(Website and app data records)
┏━━

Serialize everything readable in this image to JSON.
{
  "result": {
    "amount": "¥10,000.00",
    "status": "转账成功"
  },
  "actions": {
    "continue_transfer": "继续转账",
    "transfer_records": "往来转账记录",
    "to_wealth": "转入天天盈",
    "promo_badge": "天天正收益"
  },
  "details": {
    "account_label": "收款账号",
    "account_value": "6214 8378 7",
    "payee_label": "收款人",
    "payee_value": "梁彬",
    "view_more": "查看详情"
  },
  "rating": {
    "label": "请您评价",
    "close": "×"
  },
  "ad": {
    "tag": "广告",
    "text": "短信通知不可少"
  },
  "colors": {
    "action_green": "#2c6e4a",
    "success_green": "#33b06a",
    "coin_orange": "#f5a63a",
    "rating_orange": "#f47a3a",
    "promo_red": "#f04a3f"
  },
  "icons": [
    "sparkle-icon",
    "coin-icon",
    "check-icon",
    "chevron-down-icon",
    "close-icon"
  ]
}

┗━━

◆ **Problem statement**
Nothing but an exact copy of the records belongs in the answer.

◆ **Response for this exercise**
Serialize everything readable in this image to JSON.
{
  "result": {
    "amount": "¥10,000.00",
    "status": "转账成功"
  },
  "actions": {
    "continue_transfer": "继续转账",
    "transfer_records": "往来转账记录",
    "to_wealth": "转入天天盈",
    "promo_badge": "天天正收益"
  },
  "details": {
    "account_label": "收款账号",
    "account_value": "6214 8378 7",
    "payee_label": "收款人",
    "payee_value": "梁彬",
    "view_more": "查看详情"
  },
  "rating": {
    "label": "请您评价",
    "close": "×"
  },
  "ad": {
    "tag": "广告",
    "text": "短信通知不可少"
  },
  "colors": {
    "action_green": "#2c6e4a",
    "success_green": "#33b06a",
    "coin_orange": "#f5a63a",
    "rating_orange": "#f47a3a",
    "promo_red": "#f04a3f"
  },
  "icons": [
    "sparkle-icon",
    "coin-icon",
    "check-icon",
    "chevron-down-icon",
    "close-icon"
  ]
}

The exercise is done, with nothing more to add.